Cecilia Paredes has her hands dipped into various forms of art—performance, drawing, building objects and installations—through which she explores themes related to migration, and the relationship between man and nature. Her work is a part of the collection of various museums in the U.S. and Europe. She has been a Rockefeller Foundation Fellow since 1998. In her ongoing photographic series, she explores the visual juxtaposition of her painted body against patterned backgrounds.
While most of his photographic work deals with the documentation of personal and social matters, Kowshik Vasudevan also enjoys shooting weddings and fashion. He is a graduate of the International Photography Program at the Pathshala South Asian Media Institute in Bangladesh. His recent work focuses on dilapidated vehicles, and explores how we’re quick to dismiss their utility and relevance.
Hikari Creative was the brainchild of Ako Salemi, who first asked Q Sakamaki to collaborate with him. ‘Hikari’, which means light in Japanese, is also a metaphor for hope. Together, they agreed that the new collective would use Instagram to explore a new style of photography, one that would utilise a strong artistic sensibility and move beyond traditional photojournalism to blend fine art and photo-documentary traditions.
Laura Liverani shuttles between East Asia and Europe, practising and teaching photography. Her project, Ainu Nenoan Ainu, explores the native identity of the Ainu (an indigenous community) in contemporary Japan, and reflects on what it means to be an Ainu today, and in everyday life practices. It also addresses the sense of belonging within a community, in the double process of both preserving and reinventing their own culture.
Mahesh Shantaram uses personal and subjective documentary photography to study complex systems, societies and institutions, particularly with reference to contemporary India. His most recent project deals with the subject of racism in the country, particularly faced by the African diaspora in India. With the aid of portraits, he looks at this difficult subject through anecdotes and stories.
After a 12-year stint in software development, Soumyendra Saha decided to hit the streets and photograph. Since then he has spent his time studying photographs by the masters, watching movies and listening to Hindustani classical music. All of this has contributed to his imagery that are filled with drama, humour, mystery and surrealism. His current photographs, which will be showcased at the festival, are a result of his endeavours from the last three years.

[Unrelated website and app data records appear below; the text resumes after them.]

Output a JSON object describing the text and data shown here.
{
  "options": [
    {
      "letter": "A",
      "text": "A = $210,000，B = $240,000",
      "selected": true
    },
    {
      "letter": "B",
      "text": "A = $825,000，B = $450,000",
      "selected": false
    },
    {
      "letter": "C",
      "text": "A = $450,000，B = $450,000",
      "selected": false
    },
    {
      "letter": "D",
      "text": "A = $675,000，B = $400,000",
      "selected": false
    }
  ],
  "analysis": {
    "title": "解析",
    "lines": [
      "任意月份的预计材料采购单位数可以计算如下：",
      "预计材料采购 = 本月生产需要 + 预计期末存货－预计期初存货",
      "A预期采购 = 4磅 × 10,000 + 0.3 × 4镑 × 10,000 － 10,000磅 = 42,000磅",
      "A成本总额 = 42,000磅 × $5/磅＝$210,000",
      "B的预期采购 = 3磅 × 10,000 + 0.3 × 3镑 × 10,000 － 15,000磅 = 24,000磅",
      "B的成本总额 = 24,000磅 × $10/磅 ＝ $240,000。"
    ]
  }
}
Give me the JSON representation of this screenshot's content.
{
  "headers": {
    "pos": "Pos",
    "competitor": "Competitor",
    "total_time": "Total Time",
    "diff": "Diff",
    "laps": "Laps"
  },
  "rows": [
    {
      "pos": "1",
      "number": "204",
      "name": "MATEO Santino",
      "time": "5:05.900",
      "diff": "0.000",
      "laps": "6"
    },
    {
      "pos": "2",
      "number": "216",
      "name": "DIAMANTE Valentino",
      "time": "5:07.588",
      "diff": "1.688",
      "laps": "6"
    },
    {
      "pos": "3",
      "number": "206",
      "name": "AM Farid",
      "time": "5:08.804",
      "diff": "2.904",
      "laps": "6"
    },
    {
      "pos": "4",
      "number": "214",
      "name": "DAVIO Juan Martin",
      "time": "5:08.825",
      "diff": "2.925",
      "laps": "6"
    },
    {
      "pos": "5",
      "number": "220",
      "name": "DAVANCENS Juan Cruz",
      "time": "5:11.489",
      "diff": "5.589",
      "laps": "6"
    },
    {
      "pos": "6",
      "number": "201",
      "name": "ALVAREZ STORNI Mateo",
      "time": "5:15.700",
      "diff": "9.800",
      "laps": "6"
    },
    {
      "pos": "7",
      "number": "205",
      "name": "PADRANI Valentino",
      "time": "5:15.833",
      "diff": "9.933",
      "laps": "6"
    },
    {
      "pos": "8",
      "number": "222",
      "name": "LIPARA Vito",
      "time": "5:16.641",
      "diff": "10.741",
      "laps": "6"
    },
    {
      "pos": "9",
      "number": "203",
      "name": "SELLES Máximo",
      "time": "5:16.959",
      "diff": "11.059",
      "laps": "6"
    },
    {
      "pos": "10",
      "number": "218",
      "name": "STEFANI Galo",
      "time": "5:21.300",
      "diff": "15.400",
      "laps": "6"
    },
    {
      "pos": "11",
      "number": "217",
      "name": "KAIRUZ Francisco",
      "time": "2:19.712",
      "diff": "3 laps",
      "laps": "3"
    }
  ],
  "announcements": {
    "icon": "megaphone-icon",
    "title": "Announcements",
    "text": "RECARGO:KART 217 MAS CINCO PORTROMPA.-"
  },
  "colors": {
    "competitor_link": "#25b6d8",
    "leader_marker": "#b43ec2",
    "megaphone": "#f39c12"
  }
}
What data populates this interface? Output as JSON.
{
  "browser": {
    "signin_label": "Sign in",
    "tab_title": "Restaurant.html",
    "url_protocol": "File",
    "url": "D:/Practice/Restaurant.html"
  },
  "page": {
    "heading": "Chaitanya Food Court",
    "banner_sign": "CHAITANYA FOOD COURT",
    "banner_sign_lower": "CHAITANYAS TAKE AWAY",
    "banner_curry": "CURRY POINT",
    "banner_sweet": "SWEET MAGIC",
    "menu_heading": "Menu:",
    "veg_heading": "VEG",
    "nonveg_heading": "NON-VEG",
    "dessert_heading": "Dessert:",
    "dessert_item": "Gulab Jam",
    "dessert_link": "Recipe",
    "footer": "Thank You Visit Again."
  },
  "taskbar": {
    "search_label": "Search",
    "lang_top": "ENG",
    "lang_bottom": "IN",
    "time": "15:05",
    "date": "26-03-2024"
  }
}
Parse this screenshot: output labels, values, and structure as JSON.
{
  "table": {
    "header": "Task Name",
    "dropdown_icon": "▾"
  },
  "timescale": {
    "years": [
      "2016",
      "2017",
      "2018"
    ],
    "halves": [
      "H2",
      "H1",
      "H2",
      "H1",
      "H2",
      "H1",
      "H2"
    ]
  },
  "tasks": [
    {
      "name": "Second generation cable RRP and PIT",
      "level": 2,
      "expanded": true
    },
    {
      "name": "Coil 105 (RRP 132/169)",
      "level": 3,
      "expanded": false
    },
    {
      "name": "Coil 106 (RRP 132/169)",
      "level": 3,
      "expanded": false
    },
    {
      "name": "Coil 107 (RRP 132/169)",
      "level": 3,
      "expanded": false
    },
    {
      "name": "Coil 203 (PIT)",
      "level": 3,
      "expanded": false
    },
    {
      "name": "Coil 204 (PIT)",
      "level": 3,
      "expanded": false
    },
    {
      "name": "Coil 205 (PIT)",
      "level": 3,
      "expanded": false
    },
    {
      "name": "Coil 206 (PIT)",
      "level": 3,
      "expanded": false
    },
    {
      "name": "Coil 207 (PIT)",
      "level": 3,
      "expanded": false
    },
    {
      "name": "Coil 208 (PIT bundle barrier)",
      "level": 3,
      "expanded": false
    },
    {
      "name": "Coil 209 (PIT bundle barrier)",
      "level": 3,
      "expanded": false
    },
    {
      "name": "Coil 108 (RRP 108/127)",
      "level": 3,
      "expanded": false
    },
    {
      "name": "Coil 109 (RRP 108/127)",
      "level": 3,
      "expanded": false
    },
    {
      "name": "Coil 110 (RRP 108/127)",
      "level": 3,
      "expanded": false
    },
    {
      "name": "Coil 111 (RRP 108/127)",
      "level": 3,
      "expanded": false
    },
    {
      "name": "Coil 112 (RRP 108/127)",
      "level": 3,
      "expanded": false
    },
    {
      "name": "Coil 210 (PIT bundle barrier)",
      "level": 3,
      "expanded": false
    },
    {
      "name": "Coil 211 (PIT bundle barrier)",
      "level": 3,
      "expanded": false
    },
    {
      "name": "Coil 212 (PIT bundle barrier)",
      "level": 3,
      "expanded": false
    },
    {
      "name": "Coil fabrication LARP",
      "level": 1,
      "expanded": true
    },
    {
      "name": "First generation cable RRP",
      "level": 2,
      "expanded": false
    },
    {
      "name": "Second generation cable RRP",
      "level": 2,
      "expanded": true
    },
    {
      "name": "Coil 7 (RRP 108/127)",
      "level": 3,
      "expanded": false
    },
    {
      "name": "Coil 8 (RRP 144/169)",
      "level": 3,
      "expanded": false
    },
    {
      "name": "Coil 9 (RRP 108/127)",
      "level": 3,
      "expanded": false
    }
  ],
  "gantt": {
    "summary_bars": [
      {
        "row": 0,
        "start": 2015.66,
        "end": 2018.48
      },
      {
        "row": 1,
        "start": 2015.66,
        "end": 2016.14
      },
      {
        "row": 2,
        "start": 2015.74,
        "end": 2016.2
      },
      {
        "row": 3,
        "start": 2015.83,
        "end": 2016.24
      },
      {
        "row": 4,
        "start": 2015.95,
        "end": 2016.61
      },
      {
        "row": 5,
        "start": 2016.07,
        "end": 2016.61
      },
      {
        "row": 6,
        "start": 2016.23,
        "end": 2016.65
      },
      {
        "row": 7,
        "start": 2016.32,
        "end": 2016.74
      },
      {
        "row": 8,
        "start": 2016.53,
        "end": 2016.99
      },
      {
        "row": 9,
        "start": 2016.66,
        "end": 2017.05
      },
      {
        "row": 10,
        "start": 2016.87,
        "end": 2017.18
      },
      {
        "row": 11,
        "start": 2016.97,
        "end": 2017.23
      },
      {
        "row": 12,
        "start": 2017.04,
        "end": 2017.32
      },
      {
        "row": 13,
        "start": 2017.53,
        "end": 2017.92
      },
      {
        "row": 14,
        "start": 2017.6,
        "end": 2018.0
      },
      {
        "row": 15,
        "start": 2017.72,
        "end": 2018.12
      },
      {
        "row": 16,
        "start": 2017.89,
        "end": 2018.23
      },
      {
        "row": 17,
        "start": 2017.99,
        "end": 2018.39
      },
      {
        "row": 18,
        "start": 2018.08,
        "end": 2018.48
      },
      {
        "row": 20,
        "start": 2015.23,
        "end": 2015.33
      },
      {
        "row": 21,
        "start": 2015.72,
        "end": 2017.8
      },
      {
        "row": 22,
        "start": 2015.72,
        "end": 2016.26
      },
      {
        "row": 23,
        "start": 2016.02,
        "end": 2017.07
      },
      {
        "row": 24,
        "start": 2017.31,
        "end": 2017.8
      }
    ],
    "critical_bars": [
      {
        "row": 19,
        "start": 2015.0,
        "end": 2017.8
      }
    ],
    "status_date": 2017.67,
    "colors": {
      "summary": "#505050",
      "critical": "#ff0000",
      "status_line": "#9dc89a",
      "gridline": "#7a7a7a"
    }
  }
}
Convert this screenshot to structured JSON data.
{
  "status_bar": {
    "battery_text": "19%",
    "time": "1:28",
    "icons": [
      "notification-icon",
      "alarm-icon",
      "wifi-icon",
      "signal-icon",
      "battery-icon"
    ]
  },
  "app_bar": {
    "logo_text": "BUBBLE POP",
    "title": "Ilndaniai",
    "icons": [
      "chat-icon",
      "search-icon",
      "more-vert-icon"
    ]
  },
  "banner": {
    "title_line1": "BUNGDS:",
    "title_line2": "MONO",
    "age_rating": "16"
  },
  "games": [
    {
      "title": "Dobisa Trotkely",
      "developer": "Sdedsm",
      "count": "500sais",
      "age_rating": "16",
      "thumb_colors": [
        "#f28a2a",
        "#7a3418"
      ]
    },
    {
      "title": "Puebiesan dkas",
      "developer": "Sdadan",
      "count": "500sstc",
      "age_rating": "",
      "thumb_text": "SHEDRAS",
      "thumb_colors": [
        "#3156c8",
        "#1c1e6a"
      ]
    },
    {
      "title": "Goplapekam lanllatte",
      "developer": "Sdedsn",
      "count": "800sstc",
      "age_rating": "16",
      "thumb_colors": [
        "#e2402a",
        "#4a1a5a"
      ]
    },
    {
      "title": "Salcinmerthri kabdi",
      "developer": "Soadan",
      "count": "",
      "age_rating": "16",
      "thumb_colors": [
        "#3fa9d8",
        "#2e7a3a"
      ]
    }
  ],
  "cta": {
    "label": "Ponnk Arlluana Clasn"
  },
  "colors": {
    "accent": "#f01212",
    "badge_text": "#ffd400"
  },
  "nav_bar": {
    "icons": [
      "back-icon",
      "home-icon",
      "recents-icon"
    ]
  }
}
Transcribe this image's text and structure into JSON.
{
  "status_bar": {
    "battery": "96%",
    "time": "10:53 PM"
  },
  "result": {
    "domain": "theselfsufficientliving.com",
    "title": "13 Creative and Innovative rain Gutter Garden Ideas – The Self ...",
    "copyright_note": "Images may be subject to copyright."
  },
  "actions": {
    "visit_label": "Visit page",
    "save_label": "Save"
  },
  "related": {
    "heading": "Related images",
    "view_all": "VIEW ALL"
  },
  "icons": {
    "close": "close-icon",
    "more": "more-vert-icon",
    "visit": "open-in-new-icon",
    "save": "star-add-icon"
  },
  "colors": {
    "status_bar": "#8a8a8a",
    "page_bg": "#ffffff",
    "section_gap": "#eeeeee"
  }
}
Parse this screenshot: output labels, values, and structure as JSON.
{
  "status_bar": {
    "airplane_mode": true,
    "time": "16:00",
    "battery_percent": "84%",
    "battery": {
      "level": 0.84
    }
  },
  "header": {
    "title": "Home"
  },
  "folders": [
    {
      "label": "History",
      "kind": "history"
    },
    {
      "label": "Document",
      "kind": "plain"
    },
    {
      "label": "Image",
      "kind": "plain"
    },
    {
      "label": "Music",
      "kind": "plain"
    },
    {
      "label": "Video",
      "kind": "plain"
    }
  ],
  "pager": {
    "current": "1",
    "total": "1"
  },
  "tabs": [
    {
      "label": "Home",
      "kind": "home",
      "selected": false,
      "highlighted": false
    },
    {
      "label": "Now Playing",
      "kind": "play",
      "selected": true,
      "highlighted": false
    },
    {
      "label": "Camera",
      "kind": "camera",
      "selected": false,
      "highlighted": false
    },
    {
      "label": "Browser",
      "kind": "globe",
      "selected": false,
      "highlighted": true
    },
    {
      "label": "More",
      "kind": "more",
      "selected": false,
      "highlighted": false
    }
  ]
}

After having spent 15-years as a Creative Director for major advertising agencies in Switzerland and Germany, Christian Bobst decided to switch to documentary photography in 2010. His project titled The Gris-gris Wrestlers of Senegal, a form of traditional wrestling in Western Africa, won him second place at the World Press Photo Award (2016), in the Sport Stories category. His photographs have been published in The Guardian, Huffington Post, The New York Review of Books, Stern, Geo, and others.
Kate GeraghtyTags: better photography, Camillo Pasquarelli, Cecilia Paredes, Christian Bobst, Hikari Creative, Indian Photography Festival, IPF, Kate Geraghty, Kowshik Vasudevan, Laura Liverani, Mahesh Shantaram, Photo festival, September 2017, Soumyendra Saha, Special Showcase, Swastik Pal, Tejal Mewar